The overarching question imparting urgency to this exploration is: Can U.S.-Russian contention in cyberspace cause the two nuclear superpowers to stumble into war? In considering this question we were constantly reminded of recent comments by a prominent U.S. arms control expert: At least as dangerous as the risk of an actual cyberattack, he observed, is cyber operations’ “blurring of the line between peace and war.” Or, as Nye wrote, “in the cyber realm, the difference between a weapon and a non-weapon may come down to a single line of code, or simply the intent of a computer program’s user.”
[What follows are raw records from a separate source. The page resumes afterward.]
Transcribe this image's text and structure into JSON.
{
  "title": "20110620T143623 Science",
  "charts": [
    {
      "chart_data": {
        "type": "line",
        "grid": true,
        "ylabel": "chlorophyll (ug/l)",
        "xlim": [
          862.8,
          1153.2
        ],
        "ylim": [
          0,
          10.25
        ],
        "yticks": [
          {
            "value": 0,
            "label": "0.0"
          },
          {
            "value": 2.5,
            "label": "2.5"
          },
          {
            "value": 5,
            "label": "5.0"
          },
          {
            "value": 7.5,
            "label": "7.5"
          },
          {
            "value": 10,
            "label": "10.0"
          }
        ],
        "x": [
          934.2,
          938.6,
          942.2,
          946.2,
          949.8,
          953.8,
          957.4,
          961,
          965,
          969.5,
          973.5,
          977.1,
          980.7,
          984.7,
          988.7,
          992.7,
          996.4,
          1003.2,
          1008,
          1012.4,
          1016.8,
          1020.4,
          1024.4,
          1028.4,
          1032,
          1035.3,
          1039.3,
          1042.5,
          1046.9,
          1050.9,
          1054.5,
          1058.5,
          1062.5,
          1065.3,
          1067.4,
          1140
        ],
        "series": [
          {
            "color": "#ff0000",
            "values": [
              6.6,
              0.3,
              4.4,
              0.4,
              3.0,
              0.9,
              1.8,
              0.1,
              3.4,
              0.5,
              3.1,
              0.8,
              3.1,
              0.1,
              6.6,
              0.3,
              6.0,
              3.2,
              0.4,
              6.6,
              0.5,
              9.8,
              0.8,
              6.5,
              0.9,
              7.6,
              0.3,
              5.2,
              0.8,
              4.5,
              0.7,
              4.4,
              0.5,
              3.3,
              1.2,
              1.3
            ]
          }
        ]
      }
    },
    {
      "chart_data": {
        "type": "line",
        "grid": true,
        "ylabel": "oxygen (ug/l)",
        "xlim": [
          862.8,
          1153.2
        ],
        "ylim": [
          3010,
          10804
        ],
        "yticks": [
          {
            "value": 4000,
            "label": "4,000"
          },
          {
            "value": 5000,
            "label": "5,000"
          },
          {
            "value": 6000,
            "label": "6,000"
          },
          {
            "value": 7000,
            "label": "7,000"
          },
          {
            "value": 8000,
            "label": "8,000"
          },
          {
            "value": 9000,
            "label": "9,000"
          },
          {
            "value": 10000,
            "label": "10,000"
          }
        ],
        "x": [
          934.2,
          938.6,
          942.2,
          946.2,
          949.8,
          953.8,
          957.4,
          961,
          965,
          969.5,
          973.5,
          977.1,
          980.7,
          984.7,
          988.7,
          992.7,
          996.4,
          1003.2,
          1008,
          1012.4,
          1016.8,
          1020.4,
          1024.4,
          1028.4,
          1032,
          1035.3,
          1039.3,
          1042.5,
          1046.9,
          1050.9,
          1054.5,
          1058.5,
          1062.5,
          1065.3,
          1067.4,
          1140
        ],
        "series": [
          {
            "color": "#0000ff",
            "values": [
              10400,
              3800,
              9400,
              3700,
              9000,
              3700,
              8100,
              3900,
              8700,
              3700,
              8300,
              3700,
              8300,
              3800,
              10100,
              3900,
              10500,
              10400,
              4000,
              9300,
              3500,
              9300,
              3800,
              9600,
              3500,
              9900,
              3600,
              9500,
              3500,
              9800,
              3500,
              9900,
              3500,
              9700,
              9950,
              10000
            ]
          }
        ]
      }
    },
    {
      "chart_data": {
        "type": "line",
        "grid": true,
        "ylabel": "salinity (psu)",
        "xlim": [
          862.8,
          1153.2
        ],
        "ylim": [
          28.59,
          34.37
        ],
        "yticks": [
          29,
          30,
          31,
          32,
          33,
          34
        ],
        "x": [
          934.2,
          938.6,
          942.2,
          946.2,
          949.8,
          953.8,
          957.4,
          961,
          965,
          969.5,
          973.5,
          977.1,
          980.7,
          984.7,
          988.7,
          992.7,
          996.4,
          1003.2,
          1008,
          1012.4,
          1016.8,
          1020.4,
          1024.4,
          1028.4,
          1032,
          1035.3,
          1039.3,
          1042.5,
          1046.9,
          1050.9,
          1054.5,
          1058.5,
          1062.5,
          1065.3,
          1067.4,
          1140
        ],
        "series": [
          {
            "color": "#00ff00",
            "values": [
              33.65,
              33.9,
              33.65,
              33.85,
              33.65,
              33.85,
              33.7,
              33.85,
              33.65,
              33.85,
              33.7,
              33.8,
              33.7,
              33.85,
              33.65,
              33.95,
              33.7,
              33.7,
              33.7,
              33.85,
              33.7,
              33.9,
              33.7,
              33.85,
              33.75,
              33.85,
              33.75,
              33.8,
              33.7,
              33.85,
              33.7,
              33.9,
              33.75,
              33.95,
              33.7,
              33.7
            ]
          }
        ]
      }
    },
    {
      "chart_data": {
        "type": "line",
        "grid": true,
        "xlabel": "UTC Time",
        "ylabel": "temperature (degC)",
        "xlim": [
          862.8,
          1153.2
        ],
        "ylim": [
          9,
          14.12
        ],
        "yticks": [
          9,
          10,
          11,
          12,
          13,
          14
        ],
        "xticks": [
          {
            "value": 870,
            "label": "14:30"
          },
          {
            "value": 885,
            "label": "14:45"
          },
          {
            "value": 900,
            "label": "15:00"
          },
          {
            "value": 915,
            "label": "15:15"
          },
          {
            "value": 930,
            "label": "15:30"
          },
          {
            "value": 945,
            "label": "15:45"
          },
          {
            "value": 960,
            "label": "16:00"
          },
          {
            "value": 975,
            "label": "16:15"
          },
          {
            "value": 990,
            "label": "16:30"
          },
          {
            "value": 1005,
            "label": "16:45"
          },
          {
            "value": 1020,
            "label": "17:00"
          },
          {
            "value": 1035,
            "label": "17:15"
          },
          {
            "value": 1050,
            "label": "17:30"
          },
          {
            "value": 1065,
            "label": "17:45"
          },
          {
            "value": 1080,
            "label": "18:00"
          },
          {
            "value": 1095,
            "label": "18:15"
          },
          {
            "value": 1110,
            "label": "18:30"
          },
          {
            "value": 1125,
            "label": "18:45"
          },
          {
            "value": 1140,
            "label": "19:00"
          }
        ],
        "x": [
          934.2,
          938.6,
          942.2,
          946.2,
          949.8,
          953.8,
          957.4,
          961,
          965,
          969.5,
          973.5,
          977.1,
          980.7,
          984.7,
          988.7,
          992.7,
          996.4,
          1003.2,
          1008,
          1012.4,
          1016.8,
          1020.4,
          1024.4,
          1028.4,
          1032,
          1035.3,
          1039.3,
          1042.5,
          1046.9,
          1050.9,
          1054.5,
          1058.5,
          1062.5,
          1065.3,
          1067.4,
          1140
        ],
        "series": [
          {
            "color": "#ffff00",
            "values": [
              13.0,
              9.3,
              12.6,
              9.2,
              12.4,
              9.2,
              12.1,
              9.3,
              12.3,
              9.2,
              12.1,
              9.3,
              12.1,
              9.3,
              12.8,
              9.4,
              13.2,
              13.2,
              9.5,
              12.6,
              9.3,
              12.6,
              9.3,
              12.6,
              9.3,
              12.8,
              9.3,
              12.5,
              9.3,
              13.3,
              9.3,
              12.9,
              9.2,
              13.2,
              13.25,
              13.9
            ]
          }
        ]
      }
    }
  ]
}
In this MTA seminar, MTA/ISP Fellow Behnam Taebi will argue that nuclear safety governance should move towards a more robust regime including elements of international monitoring and verification. Unlike existing incrementalist improvements that typically come in response to nuclear disasters, it makes sense to implement all these elements at once. Such a big bang approach would necessitate a substantial change in global nuclear safety, moving away from traditional interpretations of national sovereignty. This is needed because nuclear energy production is likely to grow and new reactors will have different global dispersal, veering towards less experienced countries. Furthermore, nuclear waste is currently mounting and there is growing interest in international and multilateral collaboration on disposal. While a comprehensive global governance regime must include both the elements of monitoring/verification and enforcement, more transparent international oversight would improve global nuclear safety through the effects of naming and shaming. The monitoring and enforcement of such a globally organized regime could be introduced at regional level making countries more willing to pool their sovereignty.